_WHAT THE TASK REQUIRES_
Set down every record below exactly as written, but leave out the pictures.

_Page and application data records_
================================

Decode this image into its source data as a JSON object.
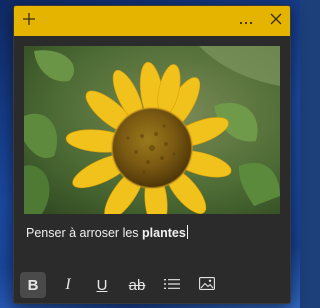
{
  "note": {
    "titlebar": {
      "add_icon": "plus-icon",
      "more_icon": "ellipsis-icon",
      "close_icon": "close-icon",
      "color": "#e5b400"
    },
    "image": {
      "subject": "sunflower-photo"
    },
    "content": {
      "text_regular": "Penser à arroser les ",
      "text_bold": "plantes"
    },
    "toolbar": {
      "bold_label": "B",
      "italic_label": "I",
      "underline_label": "U",
      "strikethrough_label": "ab",
      "bold_active": true,
      "list_icon": "bullet-list-icon",
      "image_icon": "image-icon"
    }
  },
  "theme": {
    "note_background": "#2b2b2b",
    "accent": "#e5b400",
    "text": "#f0f0f0"
  }
}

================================

_ANSWER AREA_
Decode this image into its source data as a JSON object.
{
  "note": {
    "titlebar": {
      "add_icon": "plus-icon",
      "more_icon": "ellipsis-icon",
      "close_icon": "close-icon",
      "color": "#e5b400"
    },
    "image": {
      "subject": "sunflower-photo"
    },
    "content": {
      "text_regular": "Penser à arroser les ",
      "text_bold": "plantes"
    },
    "toolbar": {
      "bold_label": "B",
      "italic_label": "I",
      "underline_label": "U",
      "strikethrough_label": "ab",
      "bold_active": true,
      "list_icon": "bullet-list-icon",
      "image_icon": "image-icon"
    }
  },
  "theme": {
    "note_background": "#2b2b2b",
    "accent": "#e5b400",
    "text": "#f0f0f0"
  }
}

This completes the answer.